The Federal Housing Administration has played a fundamental role in helping stabilize the nation’s housing market; however, FHA reform is critical for keeping the housing and economic recovery on the right track.
That’s according to David H. Stevens, assistant secretary of the U.S. Department of Housing and Urban Development and Federal Housing Administration commissioner, in an address to several thousand Realtors® gathered for a conference in Washington, D.C.
Stevens credited increased home buyer demand, brought about by the home buyer tax credits, and the federal government’s purchase of mortgage-backed securities for helping restore consumer confidence and getting the economy moving.
“Home prices and sales are beginning to recover, inventories are down, private capital is beginning to re-emerge, investor confidence is coming back, and the job market is showing signs of improvement.
These all show renewed confidence in the housing market. We need to finish the job now and make the housing recovery sustainable and keep the economy on the right track,” Stevens said.

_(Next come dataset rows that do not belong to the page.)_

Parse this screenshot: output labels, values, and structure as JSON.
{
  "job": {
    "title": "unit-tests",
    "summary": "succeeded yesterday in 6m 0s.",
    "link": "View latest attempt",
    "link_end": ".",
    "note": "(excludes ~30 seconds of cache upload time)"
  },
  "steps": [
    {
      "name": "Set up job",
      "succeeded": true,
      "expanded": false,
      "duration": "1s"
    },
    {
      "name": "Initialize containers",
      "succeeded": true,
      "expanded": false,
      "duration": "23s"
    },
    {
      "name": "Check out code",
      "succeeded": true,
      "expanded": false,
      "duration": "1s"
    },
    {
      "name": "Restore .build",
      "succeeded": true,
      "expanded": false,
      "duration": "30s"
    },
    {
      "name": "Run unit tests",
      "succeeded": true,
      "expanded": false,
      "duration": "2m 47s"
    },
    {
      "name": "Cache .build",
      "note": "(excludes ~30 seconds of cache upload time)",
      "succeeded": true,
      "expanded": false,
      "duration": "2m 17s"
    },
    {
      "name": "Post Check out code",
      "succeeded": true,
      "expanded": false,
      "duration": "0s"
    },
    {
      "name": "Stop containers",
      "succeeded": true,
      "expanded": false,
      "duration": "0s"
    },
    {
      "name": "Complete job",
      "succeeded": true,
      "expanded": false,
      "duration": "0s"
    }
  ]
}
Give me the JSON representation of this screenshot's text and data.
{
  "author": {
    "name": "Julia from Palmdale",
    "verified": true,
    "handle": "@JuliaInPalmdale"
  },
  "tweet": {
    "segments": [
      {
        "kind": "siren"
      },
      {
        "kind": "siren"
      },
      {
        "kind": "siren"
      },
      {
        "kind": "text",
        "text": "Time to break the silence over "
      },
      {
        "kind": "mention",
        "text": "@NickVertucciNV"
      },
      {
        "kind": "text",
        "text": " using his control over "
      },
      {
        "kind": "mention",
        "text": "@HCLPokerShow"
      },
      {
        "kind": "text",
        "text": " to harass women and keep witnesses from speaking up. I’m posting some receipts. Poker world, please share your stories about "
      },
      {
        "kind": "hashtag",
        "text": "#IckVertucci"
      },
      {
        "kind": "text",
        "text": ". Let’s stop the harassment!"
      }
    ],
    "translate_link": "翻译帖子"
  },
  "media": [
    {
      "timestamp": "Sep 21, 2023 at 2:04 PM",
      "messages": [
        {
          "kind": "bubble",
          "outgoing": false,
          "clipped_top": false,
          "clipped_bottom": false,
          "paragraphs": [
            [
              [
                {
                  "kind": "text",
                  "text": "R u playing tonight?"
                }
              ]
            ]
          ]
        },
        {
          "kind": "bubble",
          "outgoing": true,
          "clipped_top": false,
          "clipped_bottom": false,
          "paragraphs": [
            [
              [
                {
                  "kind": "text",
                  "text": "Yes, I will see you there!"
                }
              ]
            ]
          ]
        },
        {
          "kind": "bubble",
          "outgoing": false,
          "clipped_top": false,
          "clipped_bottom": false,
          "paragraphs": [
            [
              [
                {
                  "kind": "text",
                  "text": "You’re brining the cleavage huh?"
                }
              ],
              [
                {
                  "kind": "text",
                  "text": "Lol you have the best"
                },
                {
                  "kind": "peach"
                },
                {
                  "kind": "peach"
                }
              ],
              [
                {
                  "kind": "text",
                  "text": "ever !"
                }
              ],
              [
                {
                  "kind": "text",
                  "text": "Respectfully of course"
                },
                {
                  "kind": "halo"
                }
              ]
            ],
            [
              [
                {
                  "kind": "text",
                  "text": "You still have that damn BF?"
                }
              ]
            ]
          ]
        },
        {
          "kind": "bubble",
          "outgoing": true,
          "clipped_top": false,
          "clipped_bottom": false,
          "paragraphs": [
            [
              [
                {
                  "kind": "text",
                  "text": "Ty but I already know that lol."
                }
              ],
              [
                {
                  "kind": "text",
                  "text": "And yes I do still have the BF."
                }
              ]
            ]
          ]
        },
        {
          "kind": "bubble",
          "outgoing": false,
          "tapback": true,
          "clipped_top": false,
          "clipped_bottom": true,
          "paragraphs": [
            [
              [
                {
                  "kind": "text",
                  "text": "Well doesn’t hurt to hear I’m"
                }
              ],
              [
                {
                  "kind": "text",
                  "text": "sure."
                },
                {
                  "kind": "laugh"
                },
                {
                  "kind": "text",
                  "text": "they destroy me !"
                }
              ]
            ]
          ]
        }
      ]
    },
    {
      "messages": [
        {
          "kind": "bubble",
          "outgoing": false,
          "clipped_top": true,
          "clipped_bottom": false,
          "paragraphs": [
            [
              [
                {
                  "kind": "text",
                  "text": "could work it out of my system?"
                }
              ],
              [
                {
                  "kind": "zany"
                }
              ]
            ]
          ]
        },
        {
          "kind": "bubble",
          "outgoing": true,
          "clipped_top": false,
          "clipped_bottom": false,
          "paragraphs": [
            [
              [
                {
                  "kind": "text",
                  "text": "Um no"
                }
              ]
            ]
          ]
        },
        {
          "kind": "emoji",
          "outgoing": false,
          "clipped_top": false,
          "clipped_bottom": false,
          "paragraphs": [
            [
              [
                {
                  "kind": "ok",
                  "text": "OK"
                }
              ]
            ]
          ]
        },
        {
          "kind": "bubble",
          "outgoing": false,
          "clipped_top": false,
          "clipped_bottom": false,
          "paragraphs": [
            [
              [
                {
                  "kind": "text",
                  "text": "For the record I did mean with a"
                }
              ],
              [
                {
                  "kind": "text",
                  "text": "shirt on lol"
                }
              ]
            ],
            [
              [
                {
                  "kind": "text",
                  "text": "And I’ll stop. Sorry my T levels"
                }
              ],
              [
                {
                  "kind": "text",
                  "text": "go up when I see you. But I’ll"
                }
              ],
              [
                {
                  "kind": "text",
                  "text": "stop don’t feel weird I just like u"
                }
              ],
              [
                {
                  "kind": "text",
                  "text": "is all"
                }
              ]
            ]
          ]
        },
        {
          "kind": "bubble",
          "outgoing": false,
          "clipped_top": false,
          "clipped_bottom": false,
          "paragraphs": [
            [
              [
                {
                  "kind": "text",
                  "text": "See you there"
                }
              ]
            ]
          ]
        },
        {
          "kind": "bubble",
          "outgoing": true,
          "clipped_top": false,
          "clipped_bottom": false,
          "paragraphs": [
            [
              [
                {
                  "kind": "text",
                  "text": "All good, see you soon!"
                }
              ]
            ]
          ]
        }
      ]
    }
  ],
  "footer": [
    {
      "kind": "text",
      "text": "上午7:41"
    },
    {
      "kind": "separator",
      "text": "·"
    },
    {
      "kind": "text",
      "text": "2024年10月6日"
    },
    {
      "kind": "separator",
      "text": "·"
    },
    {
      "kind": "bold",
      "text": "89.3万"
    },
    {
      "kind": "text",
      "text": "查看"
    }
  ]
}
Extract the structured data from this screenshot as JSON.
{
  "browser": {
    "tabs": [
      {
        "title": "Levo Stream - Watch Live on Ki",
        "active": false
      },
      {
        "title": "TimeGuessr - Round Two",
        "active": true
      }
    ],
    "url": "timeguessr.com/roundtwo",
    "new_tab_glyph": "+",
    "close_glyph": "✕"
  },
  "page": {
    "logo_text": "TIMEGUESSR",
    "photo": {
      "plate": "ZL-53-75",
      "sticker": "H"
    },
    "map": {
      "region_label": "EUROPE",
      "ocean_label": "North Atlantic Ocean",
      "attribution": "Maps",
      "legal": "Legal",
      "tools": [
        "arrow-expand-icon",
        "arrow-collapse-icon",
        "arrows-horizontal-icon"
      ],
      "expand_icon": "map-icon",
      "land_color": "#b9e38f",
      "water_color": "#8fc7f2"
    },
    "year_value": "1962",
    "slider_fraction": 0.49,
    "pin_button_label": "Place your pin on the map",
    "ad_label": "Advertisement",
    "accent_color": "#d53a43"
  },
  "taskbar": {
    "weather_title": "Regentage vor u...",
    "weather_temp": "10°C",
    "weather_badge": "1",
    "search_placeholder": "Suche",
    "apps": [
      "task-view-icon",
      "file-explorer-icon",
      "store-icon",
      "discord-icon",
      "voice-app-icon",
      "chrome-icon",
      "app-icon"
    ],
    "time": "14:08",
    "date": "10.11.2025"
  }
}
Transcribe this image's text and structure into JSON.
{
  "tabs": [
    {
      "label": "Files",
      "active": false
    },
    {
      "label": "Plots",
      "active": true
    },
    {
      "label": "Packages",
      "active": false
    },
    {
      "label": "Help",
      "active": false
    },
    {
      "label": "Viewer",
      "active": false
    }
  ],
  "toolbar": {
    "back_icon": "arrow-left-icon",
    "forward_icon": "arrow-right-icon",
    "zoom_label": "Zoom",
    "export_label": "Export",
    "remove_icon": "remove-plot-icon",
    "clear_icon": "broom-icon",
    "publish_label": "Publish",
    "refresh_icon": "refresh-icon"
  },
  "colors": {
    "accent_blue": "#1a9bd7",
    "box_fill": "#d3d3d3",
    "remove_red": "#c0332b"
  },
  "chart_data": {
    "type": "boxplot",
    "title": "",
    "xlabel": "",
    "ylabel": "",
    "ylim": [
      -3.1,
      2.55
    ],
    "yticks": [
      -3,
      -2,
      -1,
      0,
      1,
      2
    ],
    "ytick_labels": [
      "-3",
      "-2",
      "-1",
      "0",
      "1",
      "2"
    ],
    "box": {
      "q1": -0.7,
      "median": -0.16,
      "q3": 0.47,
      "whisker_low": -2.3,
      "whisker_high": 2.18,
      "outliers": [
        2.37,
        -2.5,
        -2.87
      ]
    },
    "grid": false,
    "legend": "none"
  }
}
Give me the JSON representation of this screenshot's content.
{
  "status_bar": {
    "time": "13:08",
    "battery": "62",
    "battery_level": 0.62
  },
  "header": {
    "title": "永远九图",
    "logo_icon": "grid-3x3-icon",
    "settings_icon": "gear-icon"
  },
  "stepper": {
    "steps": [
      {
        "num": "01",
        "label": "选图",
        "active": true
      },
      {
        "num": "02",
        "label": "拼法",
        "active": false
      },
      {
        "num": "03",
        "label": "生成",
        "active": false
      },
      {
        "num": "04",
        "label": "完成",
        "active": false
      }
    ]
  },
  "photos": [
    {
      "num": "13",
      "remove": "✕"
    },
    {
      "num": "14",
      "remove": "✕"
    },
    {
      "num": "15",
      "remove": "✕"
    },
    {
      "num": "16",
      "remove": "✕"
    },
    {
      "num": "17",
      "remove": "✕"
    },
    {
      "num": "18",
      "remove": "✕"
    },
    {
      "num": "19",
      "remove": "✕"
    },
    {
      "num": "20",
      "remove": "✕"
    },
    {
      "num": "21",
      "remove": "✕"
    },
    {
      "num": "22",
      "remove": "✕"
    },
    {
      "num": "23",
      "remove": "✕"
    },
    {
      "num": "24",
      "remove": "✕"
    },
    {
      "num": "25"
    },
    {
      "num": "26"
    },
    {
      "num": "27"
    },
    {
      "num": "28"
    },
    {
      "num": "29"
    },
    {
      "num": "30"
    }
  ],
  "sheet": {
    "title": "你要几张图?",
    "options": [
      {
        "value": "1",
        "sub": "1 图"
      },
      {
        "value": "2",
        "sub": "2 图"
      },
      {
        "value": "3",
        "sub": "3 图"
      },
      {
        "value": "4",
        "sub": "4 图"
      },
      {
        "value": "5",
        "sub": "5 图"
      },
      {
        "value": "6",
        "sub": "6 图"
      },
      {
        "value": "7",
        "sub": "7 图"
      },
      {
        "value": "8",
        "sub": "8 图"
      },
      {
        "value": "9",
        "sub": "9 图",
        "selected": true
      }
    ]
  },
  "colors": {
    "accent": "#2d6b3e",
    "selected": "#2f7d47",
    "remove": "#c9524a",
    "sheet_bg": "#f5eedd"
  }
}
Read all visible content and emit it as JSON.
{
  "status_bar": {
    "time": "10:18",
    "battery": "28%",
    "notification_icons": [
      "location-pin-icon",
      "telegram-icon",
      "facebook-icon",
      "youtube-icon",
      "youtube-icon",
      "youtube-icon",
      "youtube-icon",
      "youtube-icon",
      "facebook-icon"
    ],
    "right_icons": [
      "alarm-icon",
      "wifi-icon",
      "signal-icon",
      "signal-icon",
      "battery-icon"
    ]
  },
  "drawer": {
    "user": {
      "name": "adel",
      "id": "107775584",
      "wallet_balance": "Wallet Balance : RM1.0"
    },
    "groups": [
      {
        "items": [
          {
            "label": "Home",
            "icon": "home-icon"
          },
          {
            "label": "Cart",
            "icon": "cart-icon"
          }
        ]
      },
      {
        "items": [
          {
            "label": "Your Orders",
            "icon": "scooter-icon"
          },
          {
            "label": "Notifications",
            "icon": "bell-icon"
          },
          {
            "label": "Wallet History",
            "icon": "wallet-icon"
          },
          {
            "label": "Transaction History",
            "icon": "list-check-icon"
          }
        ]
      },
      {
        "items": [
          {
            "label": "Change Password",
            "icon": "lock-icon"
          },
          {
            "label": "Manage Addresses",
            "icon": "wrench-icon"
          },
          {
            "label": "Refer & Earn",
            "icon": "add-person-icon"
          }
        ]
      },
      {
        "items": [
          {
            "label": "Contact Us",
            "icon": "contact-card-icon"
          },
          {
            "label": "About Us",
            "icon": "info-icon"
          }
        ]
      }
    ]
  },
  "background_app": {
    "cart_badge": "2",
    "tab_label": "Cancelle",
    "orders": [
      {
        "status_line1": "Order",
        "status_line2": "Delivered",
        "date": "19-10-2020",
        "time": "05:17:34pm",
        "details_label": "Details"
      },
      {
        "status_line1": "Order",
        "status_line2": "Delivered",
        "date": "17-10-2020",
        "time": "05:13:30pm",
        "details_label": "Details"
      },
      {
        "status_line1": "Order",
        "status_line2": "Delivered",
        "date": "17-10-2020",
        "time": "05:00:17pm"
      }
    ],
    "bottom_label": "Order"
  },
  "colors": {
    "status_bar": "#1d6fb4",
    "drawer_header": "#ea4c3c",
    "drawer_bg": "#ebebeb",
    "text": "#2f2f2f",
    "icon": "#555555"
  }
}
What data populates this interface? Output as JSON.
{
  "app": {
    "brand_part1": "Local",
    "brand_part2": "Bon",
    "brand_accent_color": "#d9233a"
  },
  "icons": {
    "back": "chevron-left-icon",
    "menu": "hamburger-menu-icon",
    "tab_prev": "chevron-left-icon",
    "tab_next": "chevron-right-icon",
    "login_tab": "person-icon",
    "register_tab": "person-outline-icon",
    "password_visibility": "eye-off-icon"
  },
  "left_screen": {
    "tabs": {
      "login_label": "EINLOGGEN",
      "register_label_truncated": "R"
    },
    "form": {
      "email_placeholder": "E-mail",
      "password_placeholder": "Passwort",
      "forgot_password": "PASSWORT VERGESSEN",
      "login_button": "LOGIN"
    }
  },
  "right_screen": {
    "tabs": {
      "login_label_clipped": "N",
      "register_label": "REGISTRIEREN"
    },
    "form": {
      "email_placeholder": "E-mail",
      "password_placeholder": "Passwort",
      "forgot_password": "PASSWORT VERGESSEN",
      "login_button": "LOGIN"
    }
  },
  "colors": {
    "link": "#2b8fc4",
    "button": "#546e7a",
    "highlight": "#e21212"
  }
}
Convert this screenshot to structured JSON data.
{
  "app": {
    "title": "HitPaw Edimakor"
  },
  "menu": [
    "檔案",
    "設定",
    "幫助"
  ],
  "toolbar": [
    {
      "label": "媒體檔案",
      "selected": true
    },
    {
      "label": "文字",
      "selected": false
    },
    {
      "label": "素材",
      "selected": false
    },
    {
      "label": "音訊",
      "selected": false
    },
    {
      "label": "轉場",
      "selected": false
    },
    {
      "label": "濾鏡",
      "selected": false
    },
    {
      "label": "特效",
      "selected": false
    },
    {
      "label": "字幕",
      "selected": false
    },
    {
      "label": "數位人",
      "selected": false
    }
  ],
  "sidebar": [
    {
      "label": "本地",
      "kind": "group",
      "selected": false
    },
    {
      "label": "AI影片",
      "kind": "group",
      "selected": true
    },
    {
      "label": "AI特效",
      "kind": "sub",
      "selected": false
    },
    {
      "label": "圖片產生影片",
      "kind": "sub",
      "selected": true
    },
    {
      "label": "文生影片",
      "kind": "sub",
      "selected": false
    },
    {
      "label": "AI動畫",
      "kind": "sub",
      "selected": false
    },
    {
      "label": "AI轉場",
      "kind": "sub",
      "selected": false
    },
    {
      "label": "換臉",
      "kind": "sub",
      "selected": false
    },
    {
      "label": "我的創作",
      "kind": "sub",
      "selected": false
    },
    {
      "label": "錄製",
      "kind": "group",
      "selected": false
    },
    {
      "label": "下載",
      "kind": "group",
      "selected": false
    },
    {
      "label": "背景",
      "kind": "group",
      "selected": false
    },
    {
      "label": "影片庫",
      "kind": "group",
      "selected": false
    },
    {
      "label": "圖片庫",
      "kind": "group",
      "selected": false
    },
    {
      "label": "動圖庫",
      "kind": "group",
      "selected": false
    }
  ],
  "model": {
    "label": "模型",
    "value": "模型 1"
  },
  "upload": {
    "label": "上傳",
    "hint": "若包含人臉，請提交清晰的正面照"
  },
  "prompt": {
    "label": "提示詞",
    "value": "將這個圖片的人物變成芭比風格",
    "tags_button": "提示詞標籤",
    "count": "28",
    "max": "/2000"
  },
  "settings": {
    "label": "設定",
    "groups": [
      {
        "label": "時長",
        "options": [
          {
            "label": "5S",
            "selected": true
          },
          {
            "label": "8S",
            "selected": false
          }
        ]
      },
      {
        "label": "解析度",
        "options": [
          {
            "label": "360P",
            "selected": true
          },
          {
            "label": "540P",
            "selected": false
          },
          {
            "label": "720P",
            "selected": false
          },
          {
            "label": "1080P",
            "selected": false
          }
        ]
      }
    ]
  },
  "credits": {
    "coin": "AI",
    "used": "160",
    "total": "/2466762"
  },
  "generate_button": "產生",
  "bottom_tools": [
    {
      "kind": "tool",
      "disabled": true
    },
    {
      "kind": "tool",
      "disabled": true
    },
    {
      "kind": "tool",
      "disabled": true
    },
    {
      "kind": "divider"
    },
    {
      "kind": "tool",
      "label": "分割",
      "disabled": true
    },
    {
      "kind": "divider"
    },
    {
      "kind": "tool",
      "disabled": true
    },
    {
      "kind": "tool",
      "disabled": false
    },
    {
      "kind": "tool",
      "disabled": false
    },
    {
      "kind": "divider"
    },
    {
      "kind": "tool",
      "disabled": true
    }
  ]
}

Despite the signs of improving stability, the housing market continues to face challenges, mainly from unemployment and homeowners with negative equity, Stevens said.
“These issues need to be dealt with responsibly, we need solutions to help the most severely distressed homeowners — those most in need and at risk — and when we can’t help them, we need to make the transition as smooth as possible,” he said.
According to Stevens, helping underwater borrowers is critical to stemming the tide of foreclosures. Recently announced revisions to FHA and the Home Affordable Modification Program will help stabilize home prices and keep more people in their homes.
FHA refinances will help homeowners write down principal balances or modify and restructure loans into safer, sustainable products. The HAMP program changes include temporary assistance for unemployed homeowners while they look for work.
FHA continues to play a pivotal role in housing recovery, Stevens said, as he reemphasized that reform is critical. “After the housing market crashed, FHA had to step in to play a vital role. Over the past three years, FHA reacted by increasing its market share dramatically. There would be no housing market recovery without FHA; however, the program is at risk. We cannot continue to operate under the current construct if we don’t shore up its fiscal situation. We need to make FHA stronger,” said Stevens.
Stevens urged support for H.R. 5072, the “FHA Reform Act of 2010,” which would allow FHA to hold lenders accountable for the loans they underwrite and originate. The bill would also give FHA the flexibility to respond to changes in the marketplace by granting additional authority to adjust the annual mortgage insurance premium, and reduce borrowers’ upfront mortgage insurance premiums.
“Adopting these changes during the current fiscal year would replenish FHA’s capital reserves and strengthen its financial position,” said Stevens.